Negotiators from Chrysler and the United Auto Workers were set to resume contract talks after the union set a deadline for wrapping up negotiations this week.
The struggling No. 3 U.S. automaker has been given a 72-hour strike notice by the UAW as they negotiate a new labor agreement, a person familiar with the talks said on Monday. It was not immediately clear whether that deadline would expire Tuesday or Wednesday.
A Chrysler spokeswoman declined comment on the talks. The UAW could not be immediately reached for comment.
But the Wall Street Journal reports that several issues raised by Chrysler have slowed the talks. Those issues include funding for a union-founded trust that would shoulder billions of dollars in health-care benefits. The trust would be similar to one tentatively agreed to last month between the union and GM, but Chrysler wants to contribute less cash than GM and fund a greater amount through a bond convertible into equity, the Journal said.
Chrysler is also resisting language that would prevent it from outsourcing jobs to non-UAW workers at its U.S. factories. It also doesn't want to commit to specific future product lines in the U.S. beyond the scope of the next contract, which ends in 2011.
Negotiations between the two sides had been at a standstill for three weeks after the UAW agreed to extend Chrysler's four-year contract on wages and benefits to focus on larger rival General Motors . The union reached a tentative deal with GM late last month.

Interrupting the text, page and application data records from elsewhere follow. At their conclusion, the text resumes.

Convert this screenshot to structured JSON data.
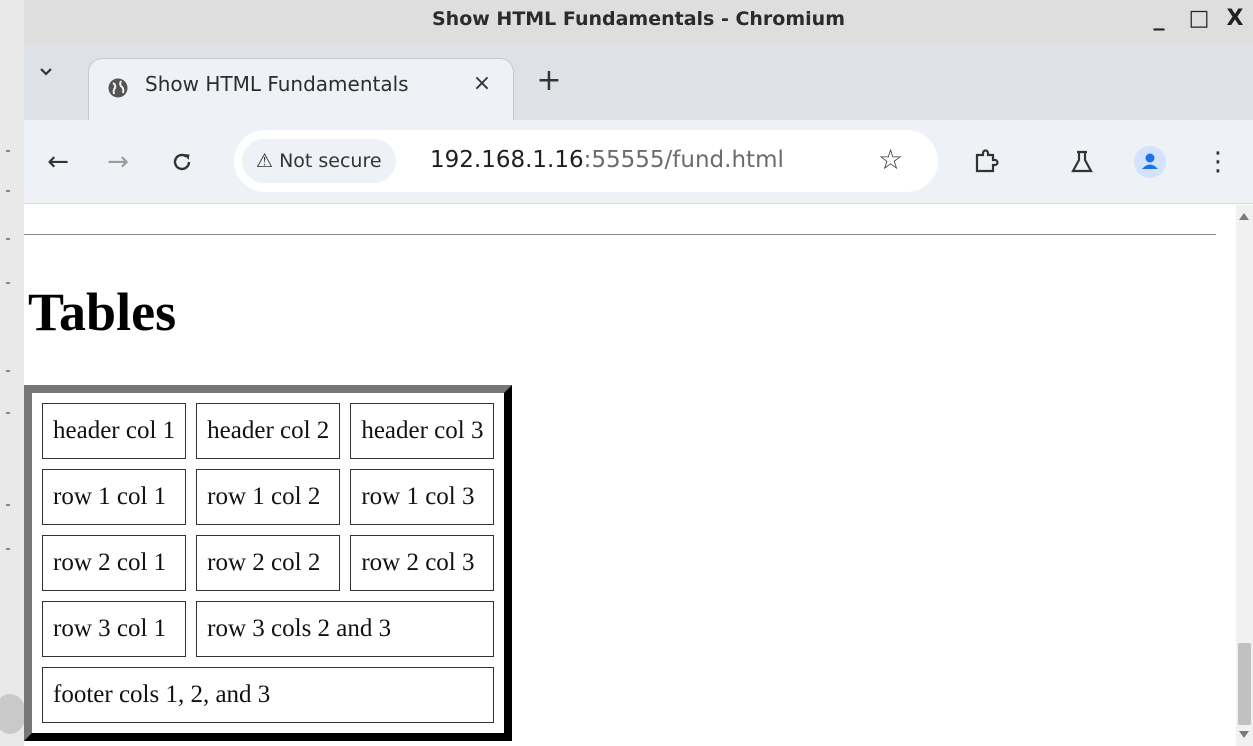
{
  "window": {
    "title": "Show HTML Fundamentals - Chromium",
    "minimize_glyph": "_",
    "maximize_glyph": "□",
    "close_glyph": "X"
  },
  "tabs": {
    "list_glyph": "⌄",
    "active": {
      "title": "Show HTML Fundamentals",
      "icon": "globe-icon",
      "close_glyph": "×"
    },
    "new_tab_glyph": "+"
  },
  "toolbar": {
    "back_glyph": "←",
    "forward_glyph": "→",
    "reload_glyph": "C",
    "security_label": "⚠ Not secure",
    "url_host": "192.168.1.16",
    "url_rest": ":55555/fund.html",
    "star_glyph": "☆",
    "extensions_icon": "puzzle-icon",
    "labs_icon": "flask-icon",
    "profile_icon": "person-icon",
    "menu_glyph": "⋮"
  },
  "page": {
    "heading": "Tables",
    "table": {
      "header": [
        "header col 1",
        "header col 2",
        "header col 3"
      ],
      "rows": [
        [
          "row 1 col 1",
          "row 1 col 2",
          "row 1 col 3"
        ],
        [
          "row 2 col 1",
          "row 2 col 2",
          "row 2 col 3"
        ]
      ],
      "row3": [
        "row 3 col 1",
        "row 3 cols 2 and 3"
      ],
      "footer": "footer cols 1, 2, and 3"
    }
  },
  "colors": {
    "titlebar": "#dedede",
    "tabstrip": "#dee1e6",
    "toolbar": "#eef1f5",
    "profile_accent": "#1a73e8"
  }
}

By shifting to Chrysler as his next target, UAW President Ron Gettelfinger is betting that the union, which represents some 180,000 workers at the Detroit-based automakers, will be able to find common ground with Chrysler's new owner, Cerberus Capital Management, at a time when sales have sputtered.
Chrysler is moving to idle production at six assembly plants this week to manage inventory levels. That includes a planned two-week shutdown at three UAW-represented factories, the company said.
Gettelfinger supported Cerberus' $7.4 billion acquisition of Chrysler from Daimler, which retains a nearly 20% stake in the automaker.
GM and the UAW agreed on the terms of a cost-saving contract on Sept. 28 that would give the largest U.S. automaker the ability to hire almost 17,000 lower-wage workers as higher-cost existing workers take early retirement packages still being hammered out by the two sides.
In a significant departure, the GM deal would shift the obligation for paying for retiree health care to a new trust fund aligned with the union, a concession expected to save GM almost $3 billion annually once it becomes effective.
Although the groundbreaking GM deal was expected to provide a blueprint for the union's talks with both Chrysler and Ford Motor , both of those automakers have expressed concerns about some aspects of the agreement.
One concern is that the health-care trust considered the centerpiece of the GM deal would not begin to produce cash savings for the automaker until 2010.
Under Cerberus, Chrysler has shifted its focus to improving cash flow and has been reviewing a list of assets that could be spun off.
In addition, Chrysler was never granted the same 2005 concessions on retiree health care that the union gave Ford and GM by agreeing to shift some costs to its work force. That issue has now been pulled into the UAW negotiations, people familiar with Chrysler's negotiating position have said.
Before talks began, Chrysler made clear that absent concessions to close a wage gap estimated at about $30 per hour between it and Japanese automakers operating in the United States, it would need to shift production out of the country.
Non-Union Workers Get the Axe
Meanwhile, Chrysler said it plans to cut about 1,500 more white-collar jobs than initially planned, a person briefed on the plan said on Tuesday.
Chrysler's current restructuring plan, announced in February at the time it was put up for sale by Daimler, included cuts of 13,000 jobs, including 2,000 salaried jobs, as part of a bid to return to profitability by 2009.
Chrysler now plans to cut the salaried work force by an additional 5 percent and the contract work force by 37 percent, the person said.
Chrysler declined to comment on the job cuts.
A 5 percent additional reduction of salaried workers represent about 500 white-collar jobs, while a 37 percent cut in contract jobs could mean the loss of more than 1,000 such positions.